f. What inspires you? What keeps you motivated? I have no idea. There seem to be triggers that set off a project. I hope I am awake when the call comes and then I just sort of hang on for the ride.
g. How do you see your work in the world around you? I think my novels hold a lot of truth. Most people won’t buy a history book, but they will read novels and they identify with people who struggle for one reason or another. I know I learned a lot about people, history, and life from the novels I read, especially when I was a child.
h. What about your work benefits others? All of my heroines are strong women who did not give up under adverse situations. They all find happy endings, but not until they realize they must shape their own history and world and that the wine and roses scenario is often not what love is in expression.
3. Tell us about the future.
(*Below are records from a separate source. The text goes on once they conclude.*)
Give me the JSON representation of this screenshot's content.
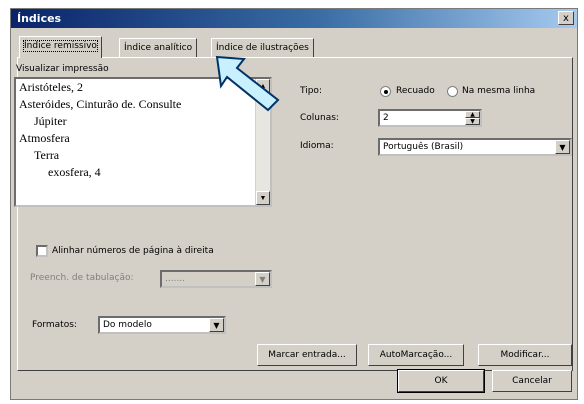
{
  "window": {
    "title": "Índices",
    "close": "x"
  },
  "tabs": [
    {
      "label": "Índice remissivo",
      "active": true
    },
    {
      "label": "Índice analítico",
      "active": false
    },
    {
      "label": "Índice de ilustrações",
      "active": false
    }
  ],
  "preview": {
    "label": "Visualizar impressão",
    "lines": [
      "Aristóteles, 2",
      "Asteróides, Cinturão de. Consulte",
      "Júpiter",
      "Atmosfera",
      "Terra",
      "exosfera, 4"
    ]
  },
  "tipo": {
    "label": "Tipo:",
    "options": [
      {
        "label": "Recuado",
        "selected": true
      },
      {
        "label": "Na mesma linha",
        "selected": false
      }
    ]
  },
  "colunas": {
    "label": "Colunas:",
    "value": "2"
  },
  "idioma": {
    "label": "Idioma:",
    "value": "Português (Brasil)"
  },
  "align_right": {
    "label": "Alinhar números de página à direita",
    "checked": false
  },
  "preenchimento": {
    "label": "Preench. de tabulação:",
    "value": "......."
  },
  "formatos": {
    "label": "Formatos:",
    "value": "Do modelo"
  },
  "buttons": {
    "marcar_entrada": "Marcar entrada...",
    "automarcacao": "AutoMarcação...",
    "modificar": "Modificar...",
    "ok": "OK",
    "cancelar": "Cancelar"
  },
  "colors": {
    "titlebar_start": "#0a246a",
    "titlebar_end": "#a6caf0",
    "dialog_face": "#d4d0c8",
    "arrow_fill": "#c8f0ff",
    "arrow_stroke": "#003366"
  },
  "icons": {
    "pointer": "arrow-icon",
    "dropdown": "chevron-down-icon"
  }
}
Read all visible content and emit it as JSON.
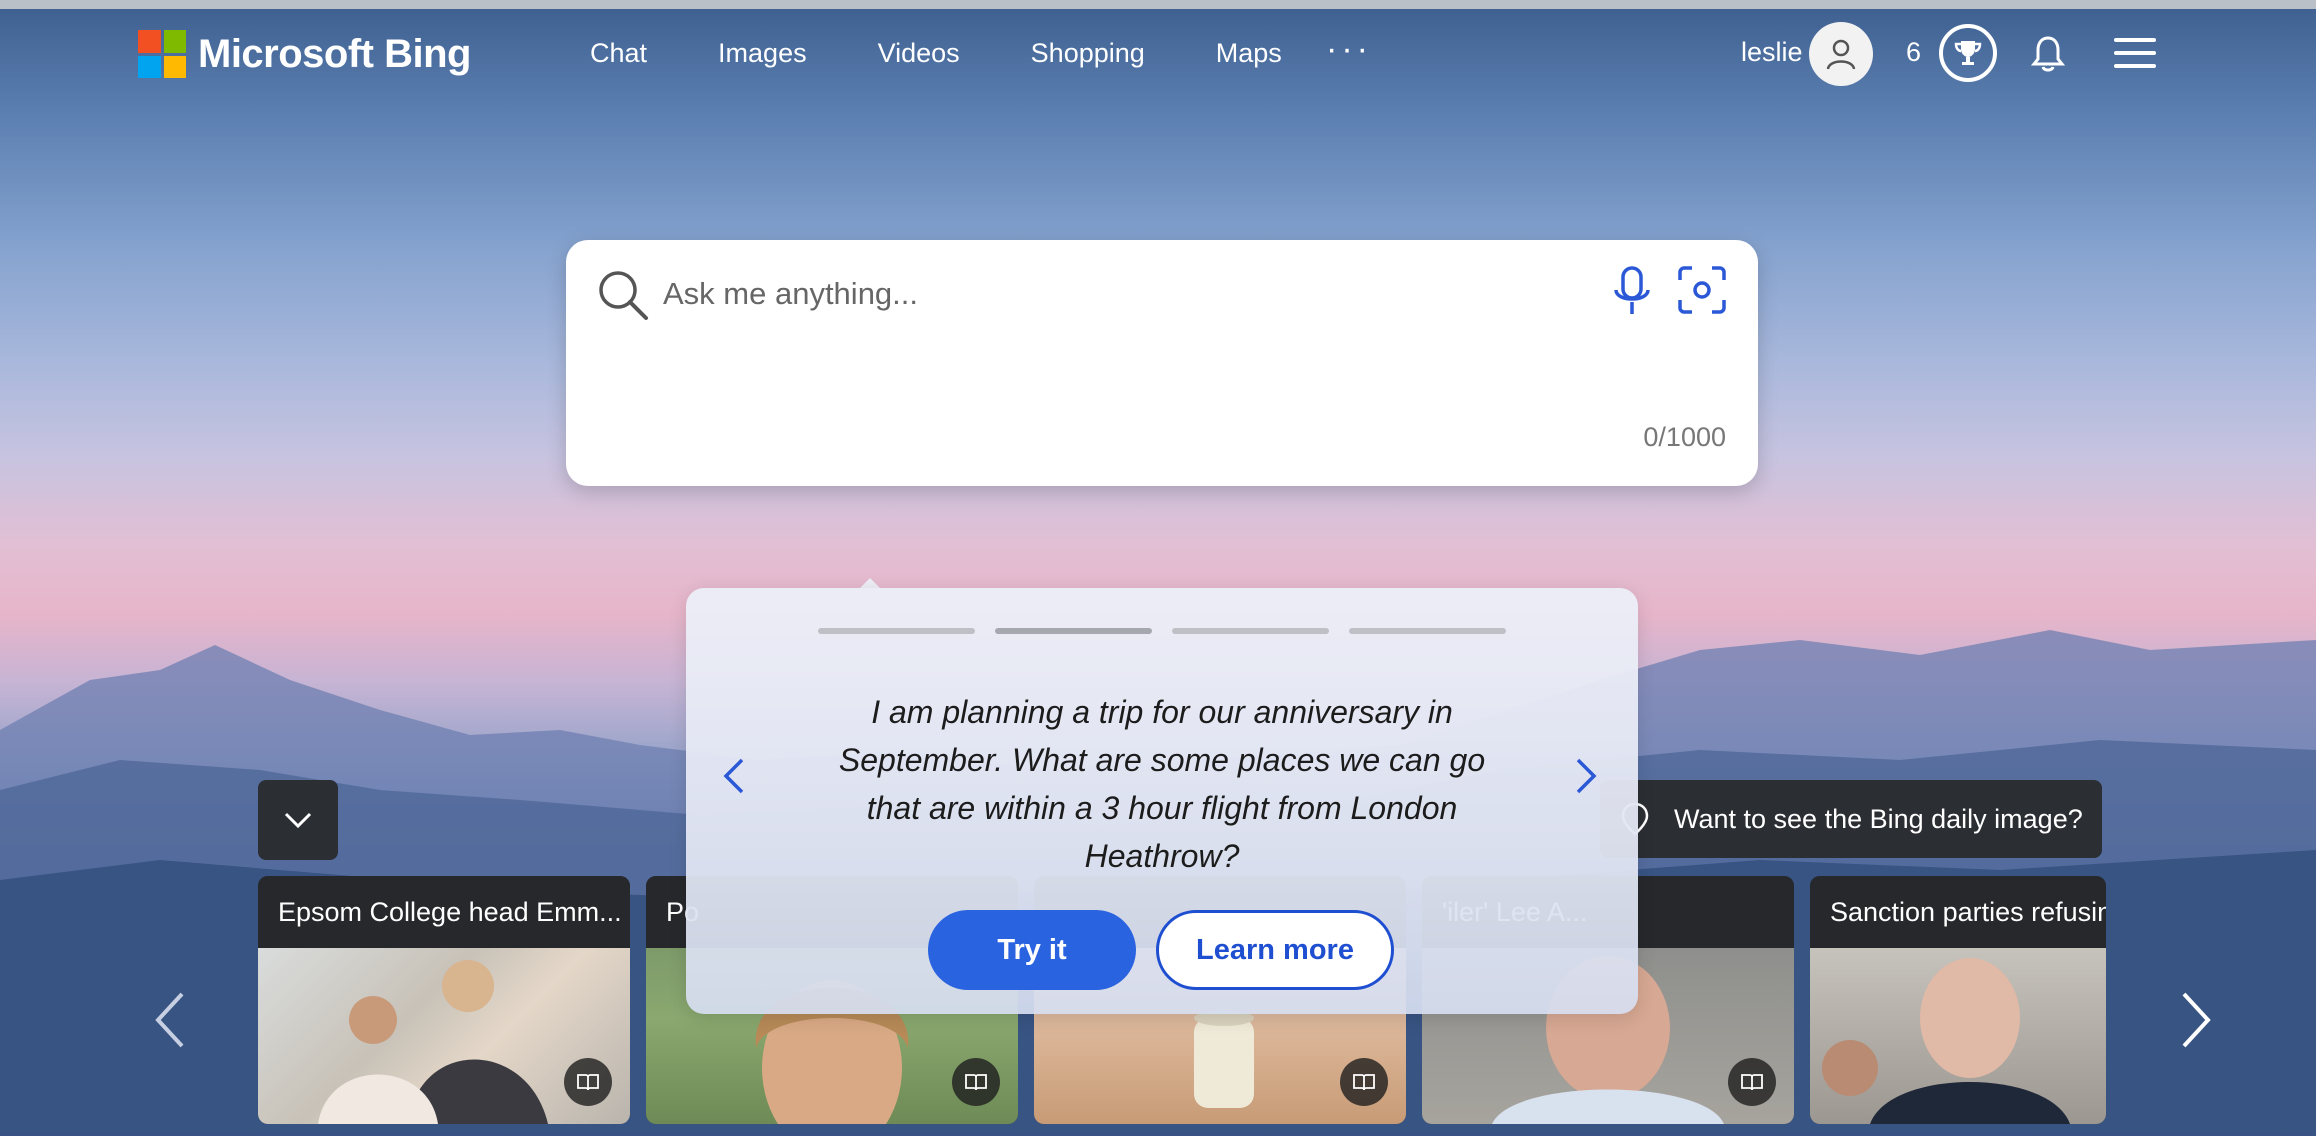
{
  "brand": {
    "name": "Microsoft Bing",
    "logo_colors": [
      "#f25022",
      "#7fba00",
      "#00a4ef",
      "#ffb900"
    ]
  },
  "nav": {
    "items": [
      {
        "label": "Chat"
      },
      {
        "label": "Images"
      },
      {
        "label": "Videos"
      },
      {
        "label": "Shopping"
      },
      {
        "label": "Maps"
      }
    ],
    "more_label": "···"
  },
  "user": {
    "name": "leslie",
    "points": "6"
  },
  "search": {
    "placeholder": "Ask me anything...",
    "char_count": "0/1000"
  },
  "tip": {
    "text": "I am planning a trip for our anniversary in September. What are some places we can go that are within a 3 hour flight from London Heathrow?",
    "try_label": "Try it",
    "learn_label": "Learn more",
    "total_steps": 4,
    "active_step": 2
  },
  "daily_image": {
    "label": "Want to see the Bing daily image?"
  },
  "news": [
    {
      "title": "Epsom College head Emm..."
    },
    {
      "title": "Po"
    },
    {
      "title": ""
    },
    {
      "title": "'iler' Lee A..."
    },
    {
      "title": "Sanction parties refusing"
    }
  ],
  "colors": {
    "accent": "#2a63e0",
    "dark_pill": "#2b2e33"
  }
}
a. What are your artistic goals? I just want to keep writing and see what happens next. Of course, I would like to be noticed, but the world is full of writers hooked into technology. Anyone can get published without doing much work – especially if they have the funds to pay for promotion. “Paying your dues” is a whole new story for the publishing industry these days.
b. What do you expect to be happening in your “art life” x number of years from now? I try to live in the now – the future is a flighty bitch.
c. Tell us about your relationship with your community and/or with other artists? I belong to the Wednesday Morning Artists and have belonged to various writers’ groups, but I am not sure they are helpful. The immortal storytellers pretty much all worked alone.
a. How would you like to see things progress art-wise in Cambridge/Dorchester County? I would like to see the area be a destination where people can come to see and purchase art. I would like to see more diversity in the populations offering art.
b. Do you have any advice for aspiring artists? Do the work! Editors do not check spelling and punctuation these days. There really are not any free rides. Support your art until your art can support you.
d. I have won awards for my journalism and for short fiction, but like any competition, it is not so much the excellence of your game but rather who shows up!
Thanks for reading and keep on the sunny side! Terry